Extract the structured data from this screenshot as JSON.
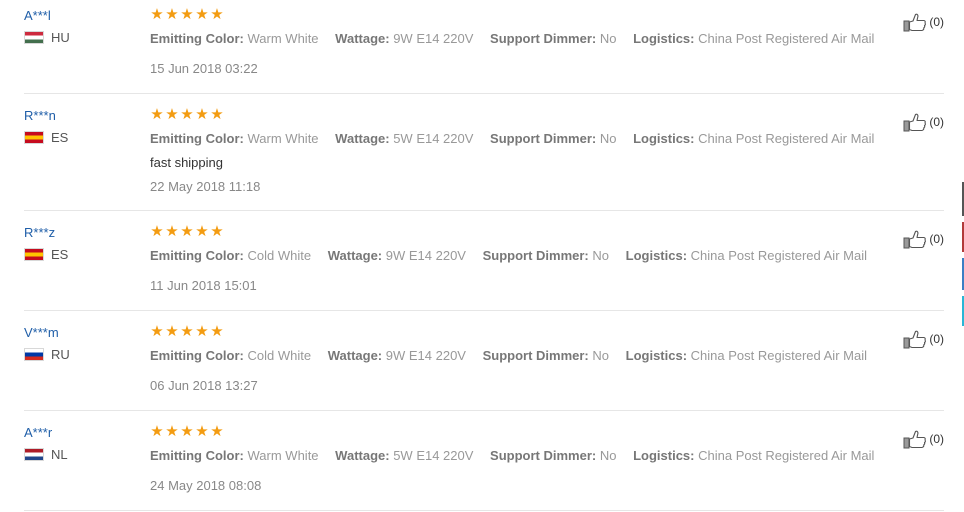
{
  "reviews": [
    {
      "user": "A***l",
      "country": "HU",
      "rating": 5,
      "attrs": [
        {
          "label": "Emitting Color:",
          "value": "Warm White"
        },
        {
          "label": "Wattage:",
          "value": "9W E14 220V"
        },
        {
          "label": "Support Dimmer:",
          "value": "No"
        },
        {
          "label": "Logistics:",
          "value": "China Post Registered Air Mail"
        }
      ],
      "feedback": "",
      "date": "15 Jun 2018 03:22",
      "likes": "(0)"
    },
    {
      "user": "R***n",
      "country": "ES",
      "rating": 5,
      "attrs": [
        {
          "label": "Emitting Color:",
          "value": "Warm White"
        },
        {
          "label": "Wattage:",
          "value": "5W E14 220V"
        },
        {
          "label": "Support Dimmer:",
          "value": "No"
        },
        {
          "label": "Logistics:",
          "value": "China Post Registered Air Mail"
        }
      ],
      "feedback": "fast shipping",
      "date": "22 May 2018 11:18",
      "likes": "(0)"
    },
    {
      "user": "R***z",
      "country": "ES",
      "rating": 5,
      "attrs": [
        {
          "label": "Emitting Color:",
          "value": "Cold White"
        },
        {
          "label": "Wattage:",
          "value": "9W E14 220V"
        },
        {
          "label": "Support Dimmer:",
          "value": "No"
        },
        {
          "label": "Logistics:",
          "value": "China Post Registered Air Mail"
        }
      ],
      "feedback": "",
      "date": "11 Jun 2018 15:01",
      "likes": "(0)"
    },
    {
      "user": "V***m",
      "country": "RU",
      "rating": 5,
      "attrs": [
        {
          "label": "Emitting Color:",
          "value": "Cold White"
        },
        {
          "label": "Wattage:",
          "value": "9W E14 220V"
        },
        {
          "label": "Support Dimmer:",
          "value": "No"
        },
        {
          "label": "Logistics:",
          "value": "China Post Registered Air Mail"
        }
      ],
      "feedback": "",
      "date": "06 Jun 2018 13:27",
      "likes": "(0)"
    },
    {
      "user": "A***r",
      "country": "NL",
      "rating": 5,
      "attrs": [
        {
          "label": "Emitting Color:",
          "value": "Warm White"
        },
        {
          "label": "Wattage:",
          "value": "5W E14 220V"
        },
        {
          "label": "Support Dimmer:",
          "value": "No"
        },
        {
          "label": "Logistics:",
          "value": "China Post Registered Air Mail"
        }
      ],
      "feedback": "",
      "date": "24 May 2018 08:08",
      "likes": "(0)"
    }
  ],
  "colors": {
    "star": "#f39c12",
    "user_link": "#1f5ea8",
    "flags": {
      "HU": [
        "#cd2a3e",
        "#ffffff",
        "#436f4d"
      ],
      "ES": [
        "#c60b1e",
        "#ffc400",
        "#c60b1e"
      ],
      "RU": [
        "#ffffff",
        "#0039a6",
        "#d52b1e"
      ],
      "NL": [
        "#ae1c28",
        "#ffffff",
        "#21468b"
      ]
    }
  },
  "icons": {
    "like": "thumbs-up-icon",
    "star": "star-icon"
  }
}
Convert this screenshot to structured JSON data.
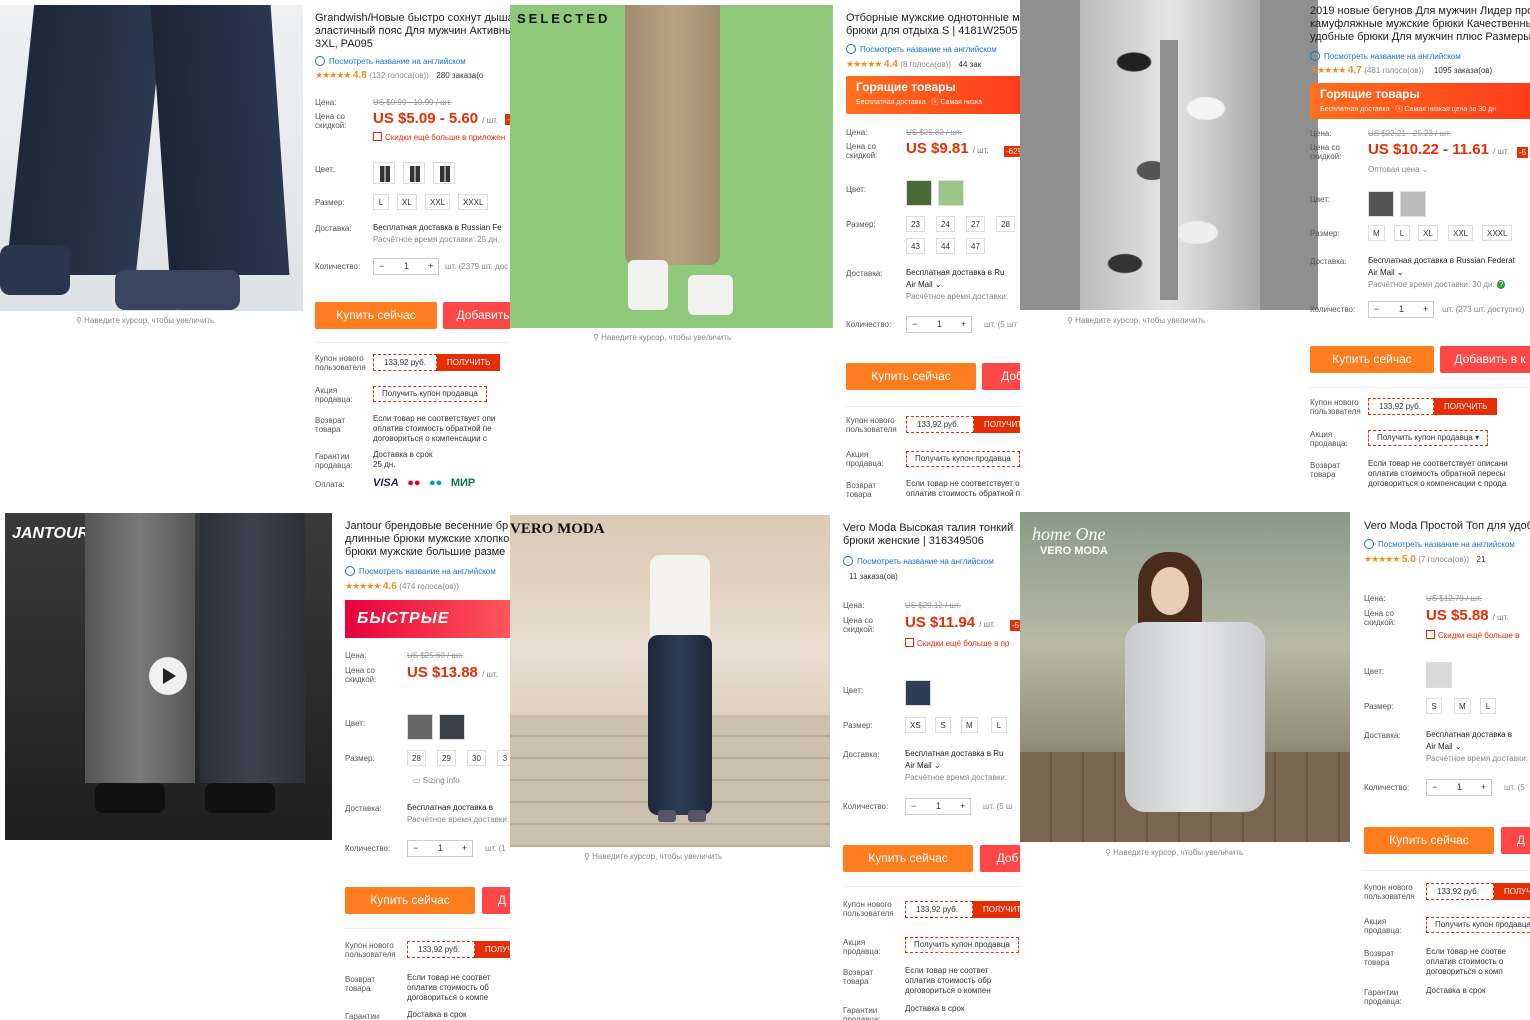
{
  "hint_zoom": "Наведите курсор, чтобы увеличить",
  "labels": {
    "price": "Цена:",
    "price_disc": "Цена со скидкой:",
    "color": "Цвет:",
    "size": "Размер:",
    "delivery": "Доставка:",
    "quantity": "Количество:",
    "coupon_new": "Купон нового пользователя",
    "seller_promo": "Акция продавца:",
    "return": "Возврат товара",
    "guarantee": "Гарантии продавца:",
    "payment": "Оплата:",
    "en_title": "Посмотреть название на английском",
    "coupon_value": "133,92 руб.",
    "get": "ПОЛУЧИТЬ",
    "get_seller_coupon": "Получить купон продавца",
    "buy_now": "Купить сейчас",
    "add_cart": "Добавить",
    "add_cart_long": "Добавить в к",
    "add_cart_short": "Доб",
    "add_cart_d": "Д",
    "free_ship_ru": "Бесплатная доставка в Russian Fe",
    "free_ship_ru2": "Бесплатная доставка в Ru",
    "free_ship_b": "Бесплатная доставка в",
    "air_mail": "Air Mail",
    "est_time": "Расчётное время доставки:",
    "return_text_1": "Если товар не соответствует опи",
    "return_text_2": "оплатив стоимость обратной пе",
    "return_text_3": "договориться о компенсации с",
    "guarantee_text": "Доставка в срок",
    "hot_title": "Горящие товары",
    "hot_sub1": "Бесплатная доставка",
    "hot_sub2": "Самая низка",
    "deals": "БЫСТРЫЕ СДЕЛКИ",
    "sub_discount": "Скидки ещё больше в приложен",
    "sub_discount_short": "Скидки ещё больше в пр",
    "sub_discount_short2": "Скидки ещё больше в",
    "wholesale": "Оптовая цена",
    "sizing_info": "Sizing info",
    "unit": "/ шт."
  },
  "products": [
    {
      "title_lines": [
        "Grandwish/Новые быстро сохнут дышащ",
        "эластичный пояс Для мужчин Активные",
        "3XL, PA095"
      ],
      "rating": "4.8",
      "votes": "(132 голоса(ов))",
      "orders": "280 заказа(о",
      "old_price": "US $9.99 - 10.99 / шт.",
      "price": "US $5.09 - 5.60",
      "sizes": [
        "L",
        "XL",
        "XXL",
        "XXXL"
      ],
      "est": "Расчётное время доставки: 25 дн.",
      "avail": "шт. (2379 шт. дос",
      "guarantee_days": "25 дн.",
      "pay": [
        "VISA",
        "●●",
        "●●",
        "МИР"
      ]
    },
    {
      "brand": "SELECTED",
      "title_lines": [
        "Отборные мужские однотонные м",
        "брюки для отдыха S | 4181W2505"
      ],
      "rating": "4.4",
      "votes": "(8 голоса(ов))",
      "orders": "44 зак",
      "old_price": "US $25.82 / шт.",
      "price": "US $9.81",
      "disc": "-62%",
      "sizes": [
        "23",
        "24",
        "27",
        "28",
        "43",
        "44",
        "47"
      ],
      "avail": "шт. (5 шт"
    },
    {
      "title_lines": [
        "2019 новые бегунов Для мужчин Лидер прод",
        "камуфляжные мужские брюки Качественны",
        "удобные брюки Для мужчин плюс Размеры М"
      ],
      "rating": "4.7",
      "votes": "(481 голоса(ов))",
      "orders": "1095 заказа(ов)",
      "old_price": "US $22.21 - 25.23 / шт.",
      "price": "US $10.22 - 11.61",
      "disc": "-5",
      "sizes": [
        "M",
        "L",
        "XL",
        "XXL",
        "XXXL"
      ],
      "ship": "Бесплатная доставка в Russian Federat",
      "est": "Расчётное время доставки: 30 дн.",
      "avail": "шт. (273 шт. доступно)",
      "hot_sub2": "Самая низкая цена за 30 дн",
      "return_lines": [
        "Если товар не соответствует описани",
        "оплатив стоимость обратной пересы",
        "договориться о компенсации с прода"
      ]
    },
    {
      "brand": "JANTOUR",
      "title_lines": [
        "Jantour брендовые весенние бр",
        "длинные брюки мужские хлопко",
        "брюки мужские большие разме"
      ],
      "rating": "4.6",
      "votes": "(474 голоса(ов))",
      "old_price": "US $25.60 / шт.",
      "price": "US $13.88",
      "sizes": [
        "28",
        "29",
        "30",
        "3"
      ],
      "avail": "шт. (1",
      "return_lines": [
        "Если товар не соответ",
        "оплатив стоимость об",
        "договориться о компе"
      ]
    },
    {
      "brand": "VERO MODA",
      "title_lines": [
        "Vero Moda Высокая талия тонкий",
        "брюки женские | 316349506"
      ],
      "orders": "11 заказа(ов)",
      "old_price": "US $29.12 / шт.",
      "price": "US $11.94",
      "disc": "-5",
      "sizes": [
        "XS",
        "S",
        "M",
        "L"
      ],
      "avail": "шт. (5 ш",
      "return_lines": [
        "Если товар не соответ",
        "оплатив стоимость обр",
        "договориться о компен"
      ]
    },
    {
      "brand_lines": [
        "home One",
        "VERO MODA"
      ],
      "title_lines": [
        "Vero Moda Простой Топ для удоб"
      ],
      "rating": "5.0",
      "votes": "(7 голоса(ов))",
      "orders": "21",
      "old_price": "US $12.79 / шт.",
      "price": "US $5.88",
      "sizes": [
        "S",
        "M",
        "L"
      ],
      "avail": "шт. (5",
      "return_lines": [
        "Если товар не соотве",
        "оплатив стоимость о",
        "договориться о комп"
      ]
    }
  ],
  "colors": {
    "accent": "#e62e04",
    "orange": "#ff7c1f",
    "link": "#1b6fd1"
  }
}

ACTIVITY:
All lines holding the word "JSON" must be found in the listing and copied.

RESPONSE AREA:
Extract the structured data from this screenshot as JSON.
Convert this screenshot to structured JSON data.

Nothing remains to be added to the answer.